I’m talking about sportsmen who are probably reaching their 70s and beyond, anglers who have decades of rich hunting and fishing experiences. They often have lost most of their lifelong fishing buddies and are looking for someone to share their passion with – and gain some respect from! Sharing who we are with someone who understands and values our contributions is what makes life bearable.
Typically they are quietly proud men. My dad, for one, felt a strong sense of loneliness and a feeling of being passed by. He wouldn’t complain about it, but his whole countenance would change when we would talk about his old fishing partners and what they had done together. It was his legacy.
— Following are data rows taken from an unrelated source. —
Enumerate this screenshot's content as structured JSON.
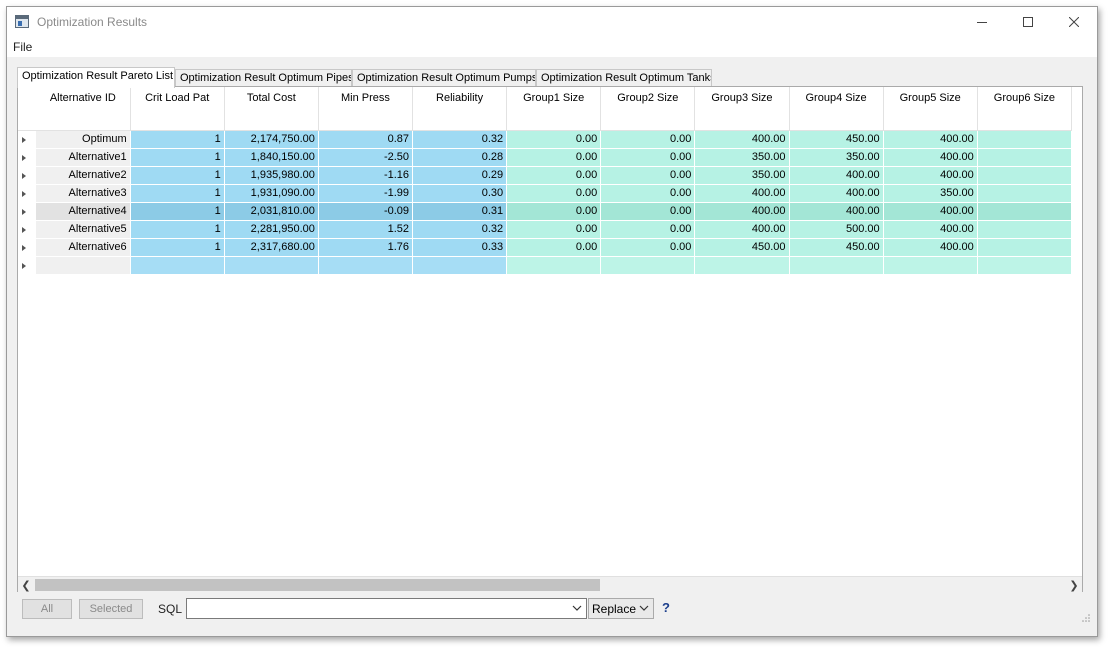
{
  "window": {
    "title": "Optimization Results",
    "icon": "app-window-icon",
    "controls": [
      "minimize-icon",
      "maximize-icon",
      "close-icon"
    ]
  },
  "menu": {
    "file": "File"
  },
  "tabs": [
    {
      "label": "Optimization Result Pareto List",
      "active": true
    },
    {
      "label": "Optimization Result Optimum Pipes",
      "active": false
    },
    {
      "label": "Optimization Result Optimum Pumps",
      "active": false
    },
    {
      "label": "Optimization Result Optimum Tanks",
      "active": false
    }
  ],
  "grid": {
    "columns": [
      "Alternative ID",
      "Crit Load Pat",
      "Total Cost",
      "Min Press",
      "Reliability",
      "Group1 Size",
      "Group2 Size",
      "Group3 Size",
      "Group4 Size",
      "Group5 Size",
      "Group6 Size"
    ],
    "rows": [
      [
        "Optimum",
        "1",
        "2,174,750.00",
        "0.87",
        "0.32",
        "0.00",
        "0.00",
        "400.00",
        "450.00",
        "400.00",
        ""
      ],
      [
        "Alternative1",
        "1",
        "1,840,150.00",
        "-2.50",
        "0.28",
        "0.00",
        "0.00",
        "350.00",
        "350.00",
        "400.00",
        ""
      ],
      [
        "Alternative2",
        "1",
        "1,935,980.00",
        "-1.16",
        "0.29",
        "0.00",
        "0.00",
        "350.00",
        "400.00",
        "400.00",
        ""
      ],
      [
        "Alternative3",
        "1",
        "1,931,090.00",
        "-1.99",
        "0.30",
        "0.00",
        "0.00",
        "400.00",
        "400.00",
        "350.00",
        ""
      ],
      [
        "Alternative4",
        "1",
        "2,031,810.00",
        "-0.09",
        "0.31",
        "0.00",
        "0.00",
        "400.00",
        "400.00",
        "400.00",
        ""
      ],
      [
        "Alternative5",
        "1",
        "2,281,950.00",
        "1.52",
        "0.32",
        "0.00",
        "0.00",
        "400.00",
        "500.00",
        "400.00",
        ""
      ],
      [
        "Alternative6",
        "1",
        "2,317,680.00",
        "1.76",
        "0.33",
        "0.00",
        "0.00",
        "450.00",
        "450.00",
        "400.00",
        ""
      ]
    ],
    "selected_row": 4
  },
  "bottom": {
    "all_label": "All",
    "selected_label": "Selected",
    "sql_label": "SQL",
    "sql_value": "",
    "replace_label": "Replace",
    "help_label": "?"
  },
  "colors": {
    "blue_cell": "#9fdaf3",
    "mint_cell": "#b6f2e4",
    "id_cell": "#f0f0f0"
  }
}
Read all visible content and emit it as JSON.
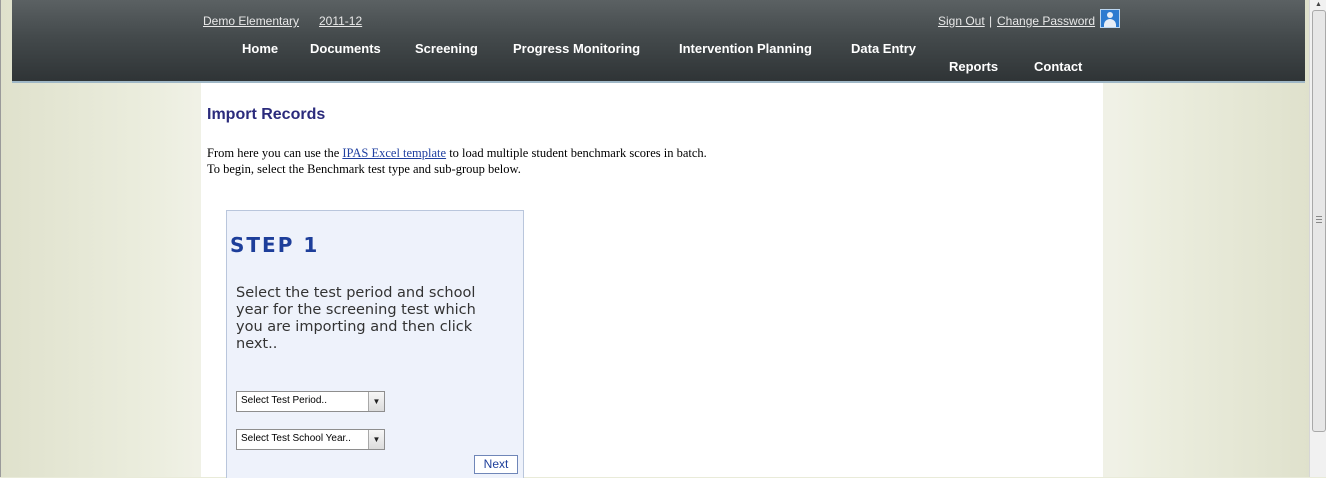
{
  "header": {
    "school": "Demo Elementary",
    "year": "2011-12",
    "sign_out": "Sign Out",
    "separator": "|",
    "change_password": "Change Password",
    "user_icon": "user-avatar-icon"
  },
  "nav": {
    "home": "Home",
    "documents": "Documents",
    "screening": "Screening",
    "progress_monitoring": "Progress Monitoring",
    "intervention_planning": "Intervention Planning",
    "data_entry": "Data Entry",
    "reports": "Reports",
    "contact": "Contact"
  },
  "main": {
    "title": "Import Records",
    "intro_before": "From here you can use the ",
    "intro_link": "IPAS Excel template",
    "intro_after": " to load multiple student benchmark scores in batch.",
    "intro_line2": "To begin, select the Benchmark test type and sub-group below."
  },
  "step": {
    "title": "STEP 1",
    "description": "Select the test period and school year for the screening test which you are importing and then click next..",
    "test_period": "Select Test Period..",
    "school_year": "Select Test School Year..",
    "next_label": "Next"
  },
  "colors": {
    "header_bg": "#444a4c",
    "title_color": "#2b2b7c",
    "step_title_color": "#1d3e9a",
    "step_bg": "#eef2fb"
  }
}
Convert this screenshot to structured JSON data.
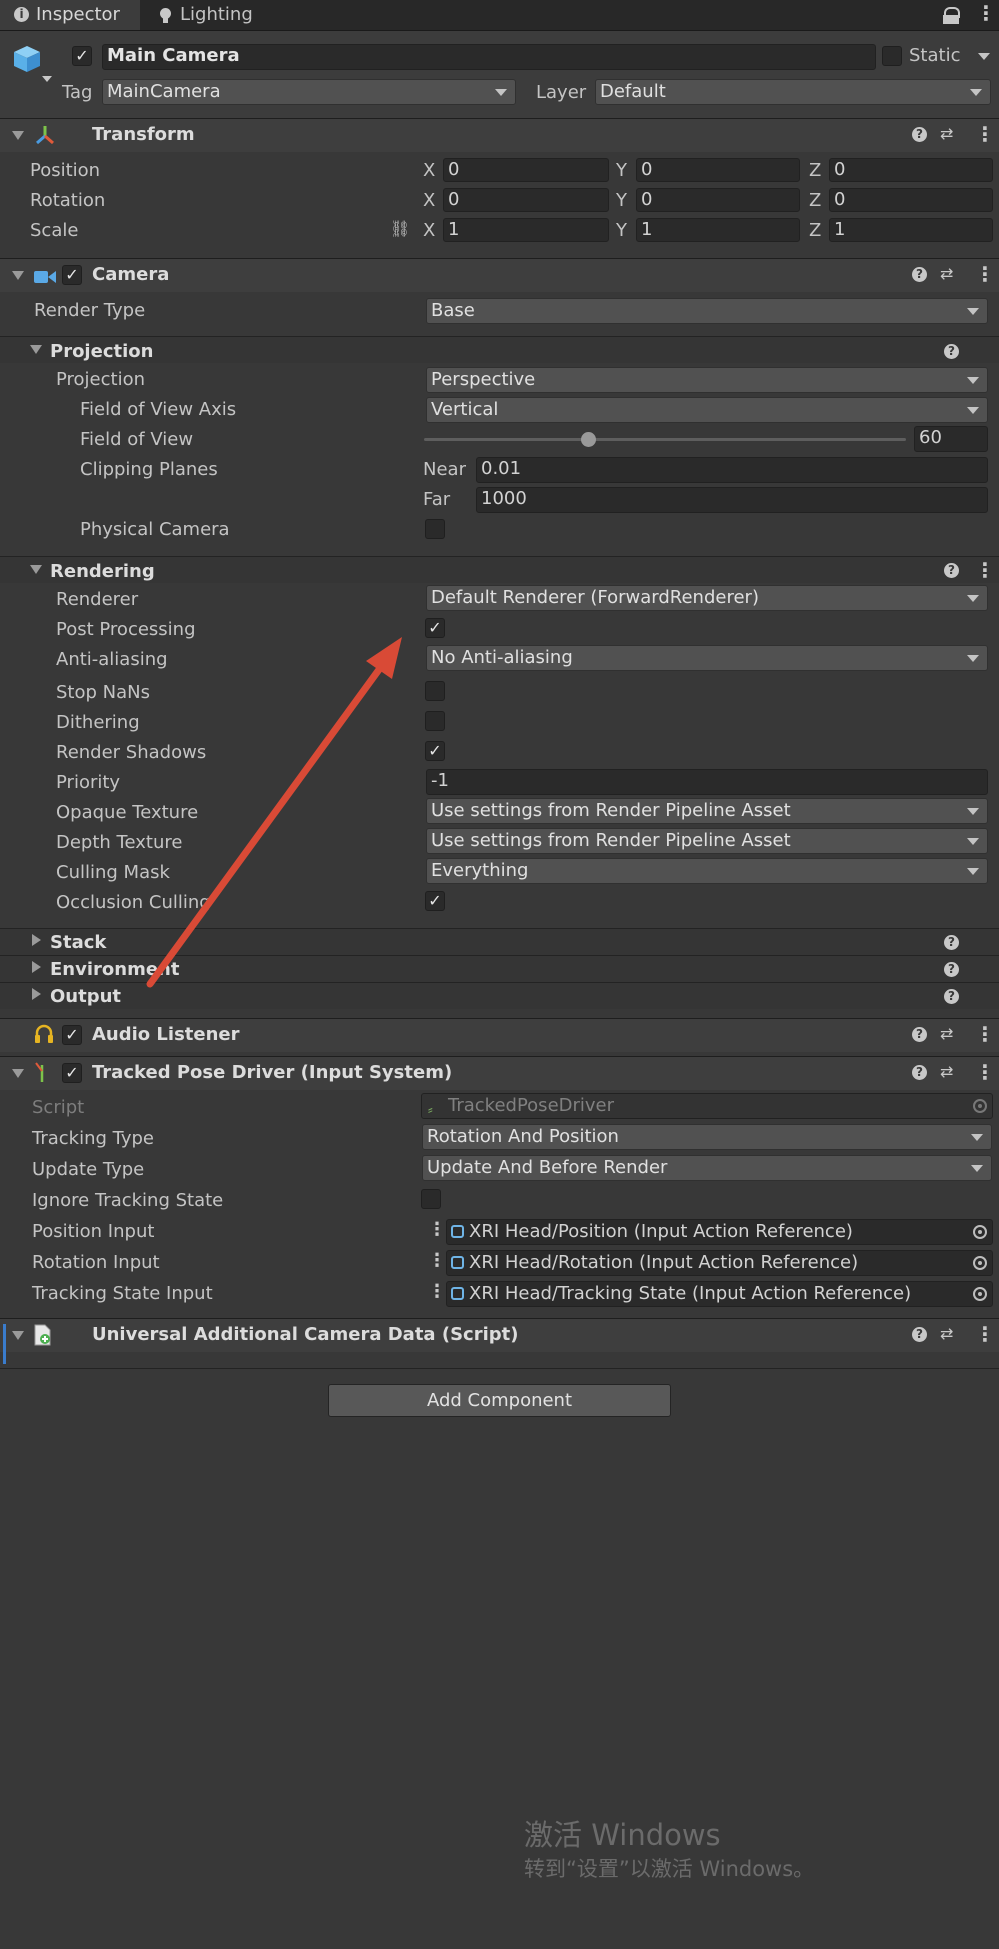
{
  "tabs": [
    {
      "label": "Inspector",
      "icon": "info-icon"
    },
    {
      "label": "Lighting",
      "icon": "lightbulb-icon"
    }
  ],
  "object": {
    "name": "Main Camera",
    "static_label": "Static",
    "tag_label": "Tag",
    "tag_value": "MainCamera",
    "layer_label": "Layer",
    "layer_value": "Default"
  },
  "transform": {
    "title": "Transform",
    "rows": [
      {
        "label": "Position",
        "x": "0",
        "y": "0",
        "z": "0"
      },
      {
        "label": "Rotation",
        "x": "0",
        "y": "0",
        "z": "0"
      },
      {
        "label": "Scale",
        "x": "1",
        "y": "1",
        "z": "1"
      }
    ],
    "axes": {
      "x": "X",
      "y": "Y",
      "z": "Z"
    }
  },
  "camera": {
    "title": "Camera",
    "render_type_label": "Render Type",
    "render_type_value": "Base",
    "projection": {
      "title": "Projection",
      "projection_label": "Projection",
      "projection_value": "Perspective",
      "fov_axis_label": "Field of View Axis",
      "fov_axis_value": "Vertical",
      "fov_label": "Field of View",
      "fov_value": "60",
      "fov_slider_fraction": 0.34,
      "clipping_label": "Clipping Planes",
      "near_label": "Near",
      "near_value": "0.01",
      "far_label": "Far",
      "far_value": "1000",
      "physical_label": "Physical Camera"
    },
    "rendering": {
      "title": "Rendering",
      "renderer_label": "Renderer",
      "renderer_value": "Default Renderer (ForwardRenderer)",
      "post_label": "Post Processing",
      "aa_label": "Anti-aliasing",
      "aa_value": "No Anti-aliasing",
      "nans_label": "Stop NaNs",
      "dither_label": "Dithering",
      "shadows_label": "Render Shadows",
      "priority_label": "Priority",
      "priority_value": "-1",
      "opaque_label": "Opaque Texture",
      "opaque_value": "Use settings from Render Pipeline Asset",
      "depth_label": "Depth Texture",
      "depth_value": "Use settings from Render Pipeline Asset",
      "culling_label": "Culling Mask",
      "culling_value": "Everything",
      "occlusion_label": "Occlusion Culling"
    },
    "stack_title": "Stack",
    "environment_title": "Environment",
    "output_title": "Output"
  },
  "audio": {
    "title": "Audio Listener"
  },
  "tracked": {
    "title": "Tracked Pose Driver (Input System)",
    "script_label": "Script",
    "script_value": "TrackedPoseDriver",
    "tracking_type_label": "Tracking Type",
    "tracking_type_value": "Rotation And Position",
    "update_type_label": "Update Type",
    "update_type_value": "Update And Before Render",
    "ignore_label": "Ignore Tracking State",
    "position_label": "Position Input",
    "position_value": "XRI Head/Position (Input Action Reference)",
    "rotation_label": "Rotation Input",
    "rotation_value": "XRI Head/Rotation (Input Action Reference)",
    "tracking_state_label": "Tracking State Input",
    "tracking_state_value": "XRI Head/Tracking State (Input Action Reference)"
  },
  "universal": {
    "title": "Universal Additional Camera Data (Script)"
  },
  "add_component_label": "Add Component",
  "watermark": {
    "line1": "激活 Windows",
    "line2": "转到“设置”以激活 Windows。"
  },
  "colors": {
    "background": "#383838",
    "annotation_arrow": "#d94a36",
    "camera_icon": "#5aa9e6",
    "audio_icon": "#e6b422"
  }
}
Many don’t have family who ever were involved with their prior outdoor activities, and now they have to pursue the sport with whoever they can, at whatever level they can. How do you find someone at your level and temperament?
In addition, health and physical ability can become big limiting factors. Admitting you have a balance concern, health issue or physical disability creates a dilemma. You don’t want to miss out on a great trip because your friend is concerned you can’t handle the activity, so these tough, self-made men tend to do what they’ve always done – say nothing and “make it work.” I see them doing things on the edge of their capabilities, gritting their teeth and hanging in there for as long as they can. Don’t dare ask them before a trip if they may be out of their league, they ARE going! I can’t blame them.
Often, these men had to sell their prized boat and equipment, since they just couldn’t physically handle it anymore. I can tell it’s a big loss, they feel their independence has been compromised.
Today’s world of self-promotion and exaggeration adds to these old warriors’ anxiety. They come from an era when they hung out with a few close friends, kept their mouth shut, worked hard, handled the pain and gave respect when it was earned. These men view many up-and-comers with suspicion until they prove themselves.
These sportsmen have done the work and paid the price and now they find themselves trapped in a generation that doesn’t relate to them or give them credit for their accomplishments. They don’t scream and yell, or bring attention to themselves; they just keep on being the pillar of consistency and support they always have been, often in spite of loneliness. They search for others who also understand and live by “the code.”
How lucky we’ve been to have quiet, trustworthy, stalwart sportsmen, those who have been the pillars of our sport for the last 50 years. The very same kind of anglers we need right now.
Never give up!